WASHINGTON - Indian-Americans are the most prominent ethnic minority in President Donald Trump’s largely white, male administration, according to a US media report.

With Nikki Haley as US ambassador to the United Nations, Ajit Pai as chairman of the Federal Communications Commission and Seema Verma nominated to lead the Centers for Medicare and Medicaid Services, Indian-Americans have key roles in shaping administration policy, from international relations to internet access to health care, them report published by McClatchy newspapers said.

Another Indian-American, Harmeet Dhillon, a San Francisco trial lawyer who’s a member of the Republican National Committee, is a top candidate to lead the Justice Department’s civil rights division, the report said.

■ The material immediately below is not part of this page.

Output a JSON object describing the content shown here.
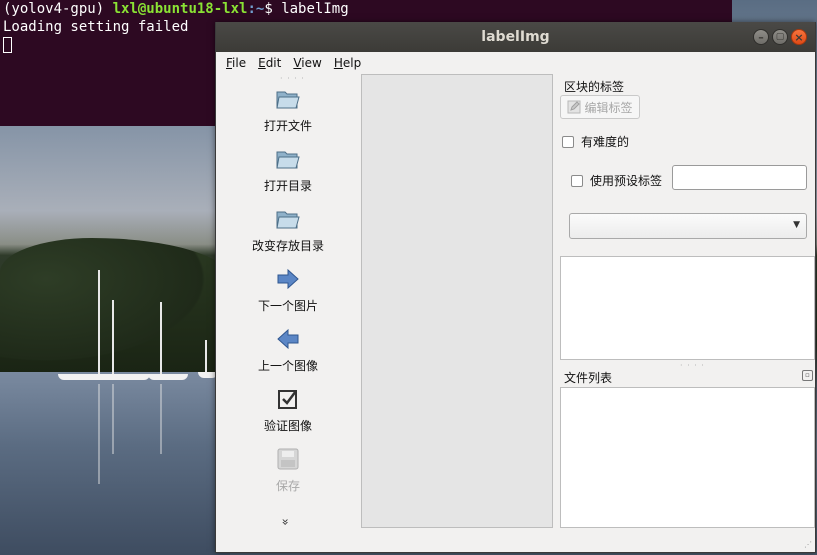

The Trump appointments coincide with a surge in the election of Indian-Americans to Congress, though all are Democrats. Washington state’s Pramila Jayapal last year became the first Indian-American woman elected to the House of Representatives, and California Senator Kamala Harris became the first woman of Indian descent elected to the Senate. California voters sent Sacramento’s Congressman Ami Bera back for another term and elected Congressman Ro Khanna in the San Francisco Bay Area. Illinois Congressman Raja Krishnamoorthi was elected to represent Chicago’s western suburbs.

Indian-Americans voted overwhelmingly for Democrat Hillary Clinton last November, but their high levels of English proficiency and business acumen make them attractive to conservatives, said Karthick Ramakrishnan, a professor of public policy and political science at the University of California, Riverside, who studies Asian-American political trends.

Haley was twice elected South Carolina’s Republican governor. Pai, a Kansas native, served as Verizon’s general counsel. Verma was a hospital executive in Indianapolis.

“Indian-Americans have done well in the Republican Party and conservative circles,” Ramakrishnan said.

Indian-Americans voted 87 percent for Clinton and 9 percent for Trump, with the remaining voters choosing other candidates. In 2012, the first year Asian-American Decisions polled Indian-Americans, 83 percent voted for President Barack Obama, while 10 percent voted for Republican Mitt Romney.

EunSook Lee, director of the Asian American Pacific Islander Engagement Fund, a nonprofit organization that promotes the participation of Asian-Americans in the public sphere, attributed Trump’s low numbers to his campaign rhetoric on immigration.

“I think it certainly has to do with the type of messages and proposals that candidate Trump proposed, from the Muslim ban to the (Mexican border) wall,” she said. “Even if Indian-Americans are not necessarily Muslims or undocumented, they are aware of the implications of his rhetoric and posturing on their own population.”

Trump’s immigration policies include a temporary ban on refugees from several Muslim-majority countries and increased deportations of immigrants who are in the US illegally.

Recent bias-motivated attacks, including the shooting death of Garmin employee Srinivas Kuchibhotla at a Kansas tavern, may leave Indian-Americans wondering what Trump will do to protect minority communities from violence.

At least so far, though, Indian-Americans are the diversity of Trump’s administration.

With the exception of Transportation Secretary Elaine Chao, who is Chinese-American, and Housing and Urban Development Secretary Ben Carson, who’s African-American, Trump’s Cabinet picks have all been white men. Labor Secretary nominee Alexander Acosta, if confirmed, would be the first Latino member of Trump’s Cabinet.